[[ DATA PROVIDED open ]]
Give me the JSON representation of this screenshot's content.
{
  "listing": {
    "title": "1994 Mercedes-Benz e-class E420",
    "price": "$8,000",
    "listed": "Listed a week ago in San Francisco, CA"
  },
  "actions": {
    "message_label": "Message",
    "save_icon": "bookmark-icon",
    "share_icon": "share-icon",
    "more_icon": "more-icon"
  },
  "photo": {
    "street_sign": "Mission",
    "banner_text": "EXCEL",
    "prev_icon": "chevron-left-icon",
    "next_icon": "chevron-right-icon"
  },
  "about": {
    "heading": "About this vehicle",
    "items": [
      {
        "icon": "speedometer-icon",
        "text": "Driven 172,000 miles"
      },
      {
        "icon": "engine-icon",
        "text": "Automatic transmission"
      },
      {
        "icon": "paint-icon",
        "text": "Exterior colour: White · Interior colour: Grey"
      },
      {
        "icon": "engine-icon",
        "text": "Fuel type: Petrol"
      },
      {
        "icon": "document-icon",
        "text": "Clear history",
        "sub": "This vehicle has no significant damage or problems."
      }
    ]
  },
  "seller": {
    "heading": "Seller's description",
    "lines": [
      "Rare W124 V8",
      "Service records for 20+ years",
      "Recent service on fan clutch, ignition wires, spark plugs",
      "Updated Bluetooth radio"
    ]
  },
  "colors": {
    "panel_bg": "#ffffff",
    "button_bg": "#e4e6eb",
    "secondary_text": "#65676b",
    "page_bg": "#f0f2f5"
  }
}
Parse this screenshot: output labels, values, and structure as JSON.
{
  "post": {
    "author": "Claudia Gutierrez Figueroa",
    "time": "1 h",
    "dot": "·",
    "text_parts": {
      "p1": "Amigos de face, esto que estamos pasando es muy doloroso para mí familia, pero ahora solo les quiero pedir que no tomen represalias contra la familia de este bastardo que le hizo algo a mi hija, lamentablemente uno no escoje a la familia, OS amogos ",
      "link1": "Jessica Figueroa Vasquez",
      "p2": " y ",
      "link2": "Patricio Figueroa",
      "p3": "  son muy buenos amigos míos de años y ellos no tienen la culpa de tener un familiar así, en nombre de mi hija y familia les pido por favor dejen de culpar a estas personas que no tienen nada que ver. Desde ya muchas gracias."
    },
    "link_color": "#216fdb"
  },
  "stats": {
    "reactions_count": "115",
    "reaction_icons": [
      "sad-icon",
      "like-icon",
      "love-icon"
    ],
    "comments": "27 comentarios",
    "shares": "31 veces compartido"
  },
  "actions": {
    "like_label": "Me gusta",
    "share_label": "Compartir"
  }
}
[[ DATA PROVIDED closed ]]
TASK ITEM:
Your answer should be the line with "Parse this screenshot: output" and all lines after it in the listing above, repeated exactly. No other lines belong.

YOUR RESPONSE:
Parse this screenshot: output labels, values, and structure as JSON.
{
  "post": {
    "author": "Claudia Gutierrez Figueroa",
    "time": "1 h",
    "dot": "·",
    "text_parts": {
      "p1": "Amigos de face, esto que estamos pasando es muy doloroso para mí familia, pero ahora solo les quiero pedir que no tomen represalias contra la familia de este bastardo que le hizo algo a mi hija, lamentablemente uno no escoje a la familia, OS amogos ",
      "link1": "Jessica Figueroa Vasquez",
      "p2": " y ",
      "link2": "Patricio Figueroa",
      "p3": "  son muy buenos amigos míos de años y ellos no tienen la culpa de tener un familiar así, en nombre de mi hija y familia les pido por favor dejen de culpar a estas personas que no tienen nada que ver. Desde ya muchas gracias."
    },
    "link_color": "#216fdb"
  },
  "stats": {
    "reactions_count": "115",
    "reaction_icons": [
      "sad-icon",
      "like-icon",
      "love-icon"
    ],
    "comments": "27 comentarios",
    "shares": "31 veces compartido"
  },
  "actions": {
    "like_label": "Me gusta",
    "share_label": "Compartir"
  }
}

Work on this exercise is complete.